Bone marrow is the spongy tissue found inside bones. It contains stem cells that produce the body’s blood cells. A bone marrow transplant, also called a stem cell transplant or blood and marrow transplant, replaces cancer cells or unhealthy stem cells that can no longer produce blood cells with healthy cells. Stem cells can be harvested for transplant from bone marrow, the umbilical cord blood or from peripheral blood (the blood that circulates throughout the body).
While commonly called a bone marrow transplant, the procedure can also be called a peripheral blood stem cell transplant or a cord blood transplant, depending on the source of the stem cells.
Allogeneic Bone Marrow Transplants
When you receive someone else’s stem cells (or bone marrow), it is an allogeneic transplant. Allogeneic transplants are used for acute and chronic leukemia, non-Hodgkin or Hodgkin lymphoma, aplastic anemia, multiple myeloma, myelodysplasia, and several other malignant and benign disorders.
The preferred donors for allogeneic transplant include a matched sibling donor or a volunteer matched unrelated donor.

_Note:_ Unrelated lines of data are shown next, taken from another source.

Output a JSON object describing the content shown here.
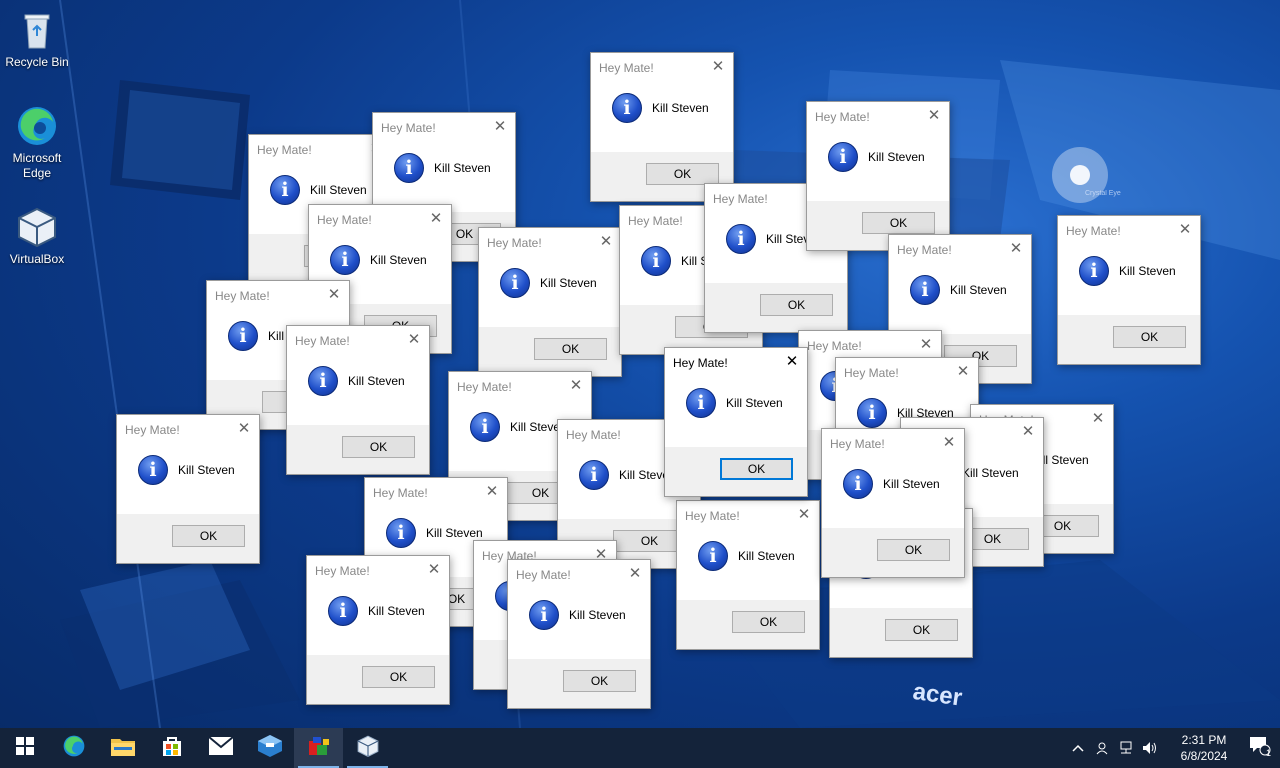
{
  "desktop": {
    "icons": [
      {
        "label": "Recycle Bin"
      },
      {
        "label": "Microsoft Edge"
      },
      {
        "label": "VirtualBox"
      }
    ],
    "wallpaper": {
      "brand_text": "acer",
      "crystal_text": "Crystal Eye"
    }
  },
  "dialog": {
    "title": "Hey Mate!",
    "message": "Kill Steven",
    "ok_label": "OK",
    "close_glyph": "✕"
  },
  "taskbar": {
    "pinned": [
      {
        "name": "start-button",
        "icon": "windows-logo-icon"
      },
      {
        "name": "edge-taskbar-button",
        "icon": "edge-icon"
      },
      {
        "name": "file-explorer-taskbar-button",
        "icon": "folder-icon"
      },
      {
        "name": "store-taskbar-button",
        "icon": "store-icon"
      },
      {
        "name": "mail-taskbar-button",
        "icon": "mail-icon"
      },
      {
        "name": "virtualbox-app-taskbar-button",
        "icon": "box-icon"
      },
      {
        "name": "active-app-taskbar-button",
        "icon": "colorful-app-icon"
      },
      {
        "name": "virtualbox-taskbar-button",
        "icon": "virtualbox-icon"
      }
    ],
    "clock": {
      "time": "2:31 PM",
      "date": "6/8/2024"
    },
    "notification_count": "1"
  },
  "colors": {
    "accent": "#0078d7",
    "taskbar": "#14233a",
    "info_icon": "#1f4fc9"
  }
}
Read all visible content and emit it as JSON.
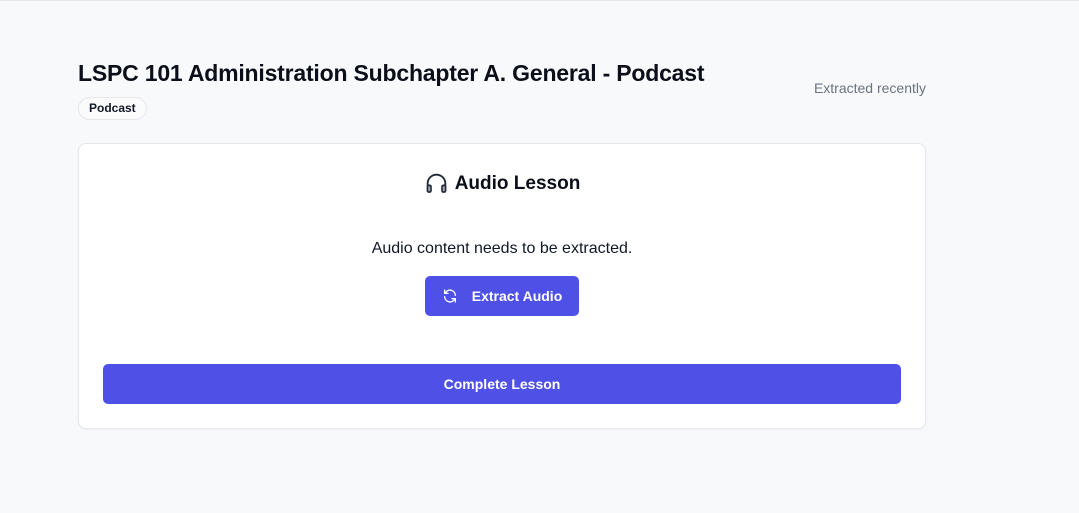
{
  "lesson": {
    "title": "LSPC 101 Administration Subchapter A. General - Podcast",
    "type_badge": "Podcast",
    "status": "Extracted recently"
  },
  "audio_card": {
    "icon": "headphones-icon",
    "title": "Audio Lesson",
    "message": "Audio content needs to be extracted.",
    "extract_button": {
      "icon": "refresh-icon",
      "label": "Extract Audio"
    }
  },
  "actions": {
    "complete_label": "Complete Lesson"
  },
  "colors": {
    "primary": "#4f51e6",
    "background": "#f8f9fb",
    "card": "#ffffff",
    "muted_text": "#6b7280"
  }
}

Our BMT and cellular therapy experts also specialize in alternative donor transplants (when a matched sibling or unrelated donor are not available) with a haploidentical (half matched) donor or transplantation using cord blood units (see below).
Autologous Bone Marrow Transplants
Autologous transplants are the most common and involve receiving your own stem cells. The procedure is used for multiple myeloma, lymphoma, amyloidosis, testicular cancer and several autoimmune diseases.
Based on your response to chemotherapy, your physician determines the best time to collect the stem cells. Prior to transplant, stem cells are mobilized, collected and frozen. Specifically, they are mobilized through growth factor called granulocyte colony-stimulating factor (G-CSF). Upon mobilization, the stem cells are collected using an apheresis machine, and then processed and cryopreserved until the patient is ready for the transplant procedure.
For some diseases, like myeloma and testicular cancer, a multiple (or tandem) transplant approach may be preferable. Options include:
- Autologous/Autologous Transplant — You have one transplant using your own cells, followed by another autologous transplant within three to six months following recovery from the first transplant. This is usually done in a clinical trial setting.
- Autologous/Allogeneic Transplant — An autologous transplant is followed several months later by an allogeneic transplant.
Cord Blood and Haploidentical Transplants
If a related or unrelated matched donor cannot be found, alternative transplant options may include a cord blood transplant using the stem cells from donated umbilical cords. This procedure is used more often with children. Another option is a haploidentical or "haplo" (half-matched) transplant using the stem cells of a donor — usually a sibling, parent or child — who is not a complete match for the patient. These procedures are usually part of a clinical trial.
Finding a Donor
Patients and families often have questions about finding a donor. The BMT and Cellular Therapy Program works with each patient’s family members to screen them for eligibility. If there is no match, a donor search coordinator will review the international Be The Match® registry to identify any potential matches. The process of finding a donor takes about four to six weeks for a related donor, and an additional six weeks for an unrelated donor.
Preparing for a Transplant
Additionally, there are treatments patients may need to receive before a bone marrow transplant, including:
- Myeloablative Therapy — High-dose chemotherapy and/or radiation therapy given prior to the blood or marrow transplant is given with the intent to wipe out the patient’s immune system and dysfunctional bone marrow.
- Non-Myeloablative Therapy
Reduced Intensity — Patients receive standard doses of chemotherapy, followed by a blood or marrow transplant. It provides patients with a new immune system, while delivering fewer chemotherapy side effects.
Virtual Visits Are Available
Safe and convenient virtual visits by video let you get the care you need via a mobile device, tablet or computer wherever you are. We’ll gather your medical records for you and get our experts’ input so we can offer treatment options without an in-person visit. To schedule a virtual visit, call 1-866-680-0505.
Cancer and the COVID-19 Vaccine
There is currently no data that suggests current or former cancer patients should avoid getting the COVID-19 vaccine. Cancer can weaken your immune system, so we recommend that most patients get the vaccine as soon as possible.